I walked alone
I stood alone
ghosts of trees
within my grasp but fading
Even though Irving Park is only a few blocks from our house, I never set foot in the park the first six years we lived here. But since adopting Ellie two years ago, I’ve visited daily during our walks. But during those two years I never took one picture. Not a single one!
A few weeks back while walking Ellie I was struck by the beauty of the old oak trees on a foggy fall night and wished I had brought along my camera. Then I remembered I had an always-with-you camera in my pocket and pulled out my iPhone. Its tiny sensor doesn’t do well in low light — which unfortunately is my favorite light to shoot in — but I’d rather have these pictures than none at all.
The next few posts will contain some pictures taken with the iPhone. It’s not good enough to make me forget about my big camera, but it has reignited my desire to take a camera with me more often. May be time to get a small camera bag to complement my shoulder bag. Maybe a small camera too.
When I came across this little sparrow singing next to the auto tour on a foggy spring morning, I knew I had a good chance at close-ups. I attached the tele-converter to the big lens to get as much magnification as I could, set the beanbag on the window, and brought the camera to my eye. All I saw was a big blurry blob in the viewfinder.
I was within the minimum focusing distance of the camera, so I quickly added an extension tube and my beautiful little friend came into sharp focus. Fortunately it was comfortable with my presence so despite my early mistakes I got the pictures I was looking for. The first batch of photos were taken with fog in the background so I let the background go white, later the fog cleared a bit and I had some soft blue skies as a backdrop.

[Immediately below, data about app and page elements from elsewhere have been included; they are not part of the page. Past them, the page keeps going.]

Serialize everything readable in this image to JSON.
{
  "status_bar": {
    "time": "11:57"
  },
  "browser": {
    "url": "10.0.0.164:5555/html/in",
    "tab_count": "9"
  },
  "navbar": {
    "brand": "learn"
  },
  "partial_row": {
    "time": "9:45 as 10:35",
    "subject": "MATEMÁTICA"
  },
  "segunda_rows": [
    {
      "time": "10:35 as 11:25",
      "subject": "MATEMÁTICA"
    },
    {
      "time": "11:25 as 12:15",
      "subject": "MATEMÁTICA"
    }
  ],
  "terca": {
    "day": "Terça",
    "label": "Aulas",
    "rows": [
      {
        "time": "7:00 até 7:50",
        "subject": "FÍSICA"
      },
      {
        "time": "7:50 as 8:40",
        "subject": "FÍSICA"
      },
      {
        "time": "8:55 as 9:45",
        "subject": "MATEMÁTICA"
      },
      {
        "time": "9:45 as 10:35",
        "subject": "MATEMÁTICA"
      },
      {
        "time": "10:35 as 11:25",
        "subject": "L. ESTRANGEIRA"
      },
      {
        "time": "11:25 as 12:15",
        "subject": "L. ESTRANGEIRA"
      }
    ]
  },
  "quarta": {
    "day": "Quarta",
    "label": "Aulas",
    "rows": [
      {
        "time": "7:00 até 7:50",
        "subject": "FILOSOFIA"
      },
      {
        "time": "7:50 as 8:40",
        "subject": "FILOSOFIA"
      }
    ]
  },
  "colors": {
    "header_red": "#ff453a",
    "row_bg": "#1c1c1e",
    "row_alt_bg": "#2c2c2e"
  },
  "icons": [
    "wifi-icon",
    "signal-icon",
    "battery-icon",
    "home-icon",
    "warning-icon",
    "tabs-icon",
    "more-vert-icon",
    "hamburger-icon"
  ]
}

In the first picture, the sparrow’s bulked up look comes from it fluffing out its feathers. In the others it is in various stages of the classical head-thrown-back pose that comes with the song.
I haven’t been to Ridgefield yet this spring and was going to make my triumphant return today, but I’ve been feeling pretty rundown this weekend and decided to stay home and rest instead. Late in the afternoon I heard some sad news, a couple was bird-watching on the auto tour at the refuge and drove off the road next to a shallow channel of water. They landed upside down and both drowned in a few feet of water, still buckled into their seatbelts.
Not many details have been released yet, although I know how easy it is to be watching wildlife and not pay enough attention to the narrow road, but the speeds are so slow I always assumed a mistake would be embarrassing rather than tragic.
Regardless of how it happened, my thoughts and prayers go out to their friends and family, such a sad end to what I’m sure had been a lovely day at the refuge.
After driving through the auto tour at Ridgefield early one winter morning, the refuge shrouded in heavy fog, I stopped at the start to use the restroom. When I returned to the car, the fingers of the rising sun started punching through the fog. I scrambled to change lenses and take a quick handheld picture as within seconds the effect was gone. I darkened it when processing, I liked how it looked more like the aurora borealis than a sunrise.